Andy, a colleague of mine, asked me my favorite time of day to take photos. Without hesitation, I said “give me morning light”. Wait a minute! I hate getting up early in the morning! But when I do pull myself out of bed, I find tremendous opportunities to capture images warmed by the low morning sun. The same holds true of low evening sun. Yet, morning time offers its own special qualities that you’ll find less often in the evening: quiet, reflective water surfaces and fog.
Still Water in Morning Light
In my post, “Fall Color After All,” all the images feature reflection. The first shot shows the magic of full early light, while in the second photo, the morning light is just hitting the tops of the trees. In both, the water is fairly still and delivers sharp reflections.
The Light Tests

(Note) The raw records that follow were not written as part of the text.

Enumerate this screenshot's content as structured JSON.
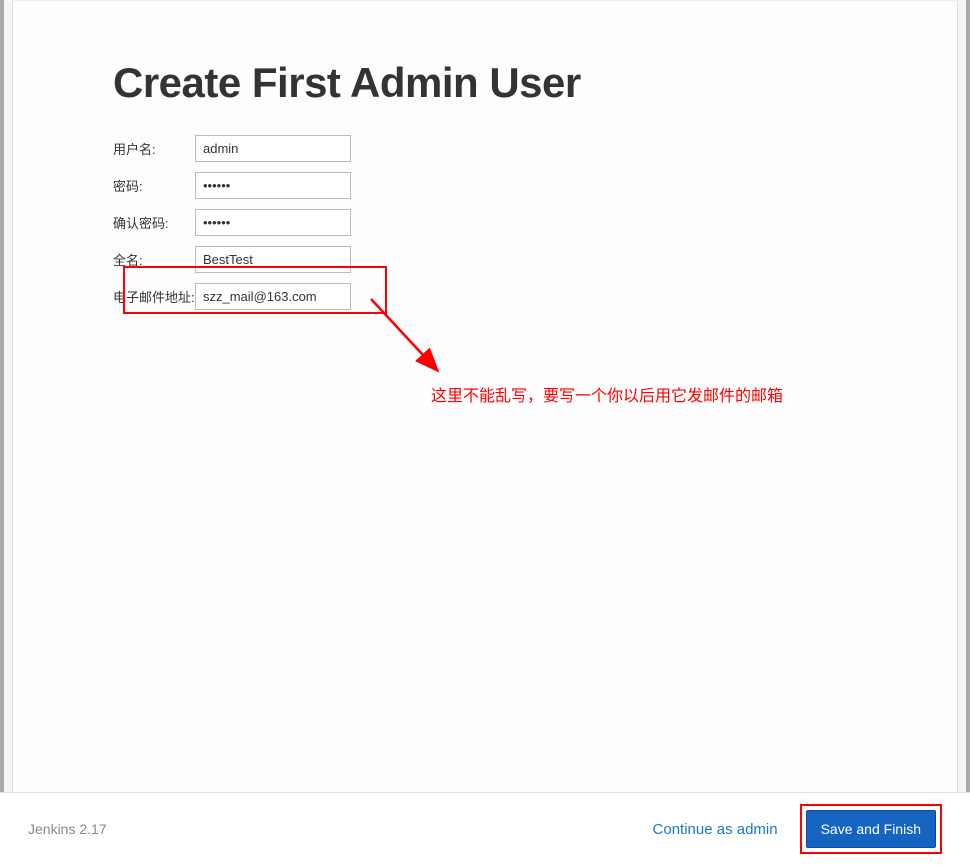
{
  "title": "Create First Admin User",
  "form": {
    "username": {
      "label": "用户名:",
      "value": "admin"
    },
    "password": {
      "label": "密码:",
      "value": "••••••"
    },
    "confirm_password": {
      "label": "确认密码:",
      "value": "••••••"
    },
    "fullname": {
      "label": "全名:",
      "value": "BestTest"
    },
    "email": {
      "label": "电子邮件地址:",
      "value": "szz_mail@163.com"
    }
  },
  "annotation": {
    "text": "这里不能乱写，要写一个你以后用它发邮件的邮箱"
  },
  "footer": {
    "version": "Jenkins 2.17",
    "continue_label": "Continue as admin",
    "save_label": "Save and Finish"
  }
}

Back to Andy’s question, though, my purpose was to provide a comparison that shows why I prefer morning light. To that end, I photographed the same dilapidated building (photographers love decay) at noon one day, and then near sunrise on another day.

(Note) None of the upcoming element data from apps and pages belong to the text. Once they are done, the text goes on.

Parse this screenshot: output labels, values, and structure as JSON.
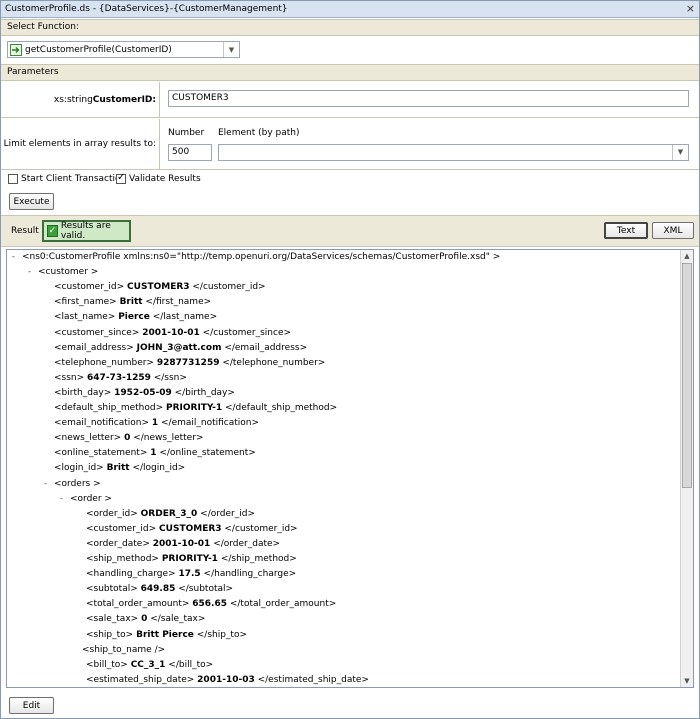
{
  "window": {
    "title": "CustomerProfile.ds - {DataServices}-{CustomerManagement}",
    "close_glyph": "×"
  },
  "select_function": {
    "header": "Select Function:",
    "selected": "getCustomerProfile(CustomerID)"
  },
  "parameters": {
    "header": "Parameters",
    "customer_id": {
      "label_type": "xs:string ",
      "label_name": "CustomerID:",
      "value": "CUSTOMER3"
    },
    "limit": {
      "label": "Limit elements in array results to:",
      "number_label": "Number",
      "element_label": "Element (by path)",
      "number_value": "500",
      "element_value": ""
    }
  },
  "options": {
    "start_transaction": {
      "label": "Start Client Transaction",
      "checked": false
    },
    "validate_results": {
      "label": "Validate Results",
      "checked": true
    }
  },
  "execute_label": "Execute",
  "result": {
    "label": "Result",
    "status": "Results are valid.",
    "text_button": "Text",
    "xml_button": "XML"
  },
  "tree": [
    {
      "pre": "<ns0:CustomerProfile xmlns:ns0=\"http://temp.openuri.org/DataServices/schemas/CustomerProfile.xsd\" >",
      "bold": "",
      "post": "",
      "level": 0,
      "toggle": "-"
    },
    {
      "pre": "<customer >",
      "bold": "",
      "post": "",
      "level": 1,
      "toggle": "-"
    },
    {
      "pre": "<customer_id> ",
      "bold": "CUSTOMER3",
      "post": " </customer_id>",
      "level": 2,
      "toggle": ""
    },
    {
      "pre": "<first_name> ",
      "bold": "Britt",
      "post": " </first_name>",
      "level": 2,
      "toggle": ""
    },
    {
      "pre": "<last_name> ",
      "bold": "Pierce",
      "post": " </last_name>",
      "level": 2,
      "toggle": ""
    },
    {
      "pre": "<customer_since> ",
      "bold": "2001-10-01",
      "post": " </customer_since>",
      "level": 2,
      "toggle": ""
    },
    {
      "pre": "<email_address> ",
      "bold": "JOHN_3@att.com",
      "post": " </email_address>",
      "level": 2,
      "toggle": ""
    },
    {
      "pre": "<telephone_number> ",
      "bold": "9287731259",
      "post": " </telephone_number>",
      "level": 2,
      "toggle": ""
    },
    {
      "pre": "<ssn> ",
      "bold": "647-73-1259",
      "post": " </ssn>",
      "level": 2,
      "toggle": ""
    },
    {
      "pre": "<birth_day> ",
      "bold": "1952-05-09",
      "post": " </birth_day>",
      "level": 2,
      "toggle": ""
    },
    {
      "pre": "<default_ship_method> ",
      "bold": "PRIORITY-1",
      "post": " </default_ship_method>",
      "level": 2,
      "toggle": ""
    },
    {
      "pre": "<email_notification> ",
      "bold": "1",
      "post": " </email_notification>",
      "level": 2,
      "toggle": ""
    },
    {
      "pre": "<news_letter> ",
      "bold": "0",
      "post": " </news_letter>",
      "level": 2,
      "toggle": ""
    },
    {
      "pre": "<online_statement> ",
      "bold": "1",
      "post": " </online_statement>",
      "level": 2,
      "toggle": ""
    },
    {
      "pre": "<login_id> ",
      "bold": "Britt",
      "post": " </login_id>",
      "level": 2,
      "toggle": ""
    },
    {
      "pre": "<orders >",
      "bold": "",
      "post": "",
      "level": 2,
      "toggle": "-"
    },
    {
      "pre": "<order >",
      "bold": "",
      "post": "",
      "level": 3,
      "toggle": "-"
    },
    {
      "pre": "<order_id> ",
      "bold": "ORDER_3_0",
      "post": " </order_id>",
      "level": 4,
      "toggle": ""
    },
    {
      "pre": "<customer_id> ",
      "bold": "CUSTOMER3",
      "post": " </customer_id>",
      "level": 4,
      "toggle": ""
    },
    {
      "pre": "<order_date> ",
      "bold": "2001-10-01",
      "post": " </order_date>",
      "level": 4,
      "toggle": ""
    },
    {
      "pre": "<ship_method> ",
      "bold": "PRIORITY-1",
      "post": " </ship_method>",
      "level": 4,
      "toggle": ""
    },
    {
      "pre": "<handling_charge> ",
      "bold": "17.5",
      "post": " </handling_charge>",
      "level": 4,
      "toggle": ""
    },
    {
      "pre": "<subtotal> ",
      "bold": "649.85",
      "post": " </subtotal>",
      "level": 4,
      "toggle": ""
    },
    {
      "pre": "<total_order_amount> ",
      "bold": "656.65",
      "post": " </total_order_amount>",
      "level": 4,
      "toggle": ""
    },
    {
      "pre": "<sale_tax> ",
      "bold": "0",
      "post": " </sale_tax>",
      "level": 4,
      "toggle": ""
    },
    {
      "pre": "<ship_to> ",
      "bold": "Britt Pierce",
      "post": " </ship_to>",
      "level": 4,
      "toggle": ""
    },
    {
      "pre": "<ship_to_name />",
      "bold": "",
      "post": "",
      "level": 3.75,
      "toggle": ""
    },
    {
      "pre": "<bill_to> ",
      "bold": "CC_3_1",
      "post": " </bill_to>",
      "level": 4,
      "toggle": ""
    },
    {
      "pre": "<estimated_ship_date> ",
      "bold": "2001-10-03",
      "post": " </estimated_ship_date>",
      "level": 4,
      "toggle": ""
    }
  ],
  "edit_label": "Edit"
}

I shot the first image around noon. I included the black and white version for comparison. The peeling pain was a light color, so it looks nearly the same with and without color.
I shot the second image about 45 minutes after sunrise (see, I really find it hard to get up early). All of the warmth on the wood is from the low sun and that is what makes the image pop.
If you click on one of the images and then cycle through the enlarged versions, you can see the tonal relationships more cleanly.
A note on the image processing: to keep the comparison honest, I’ve only made basic tonal and sharpening adjustments to these images without touching color or hue.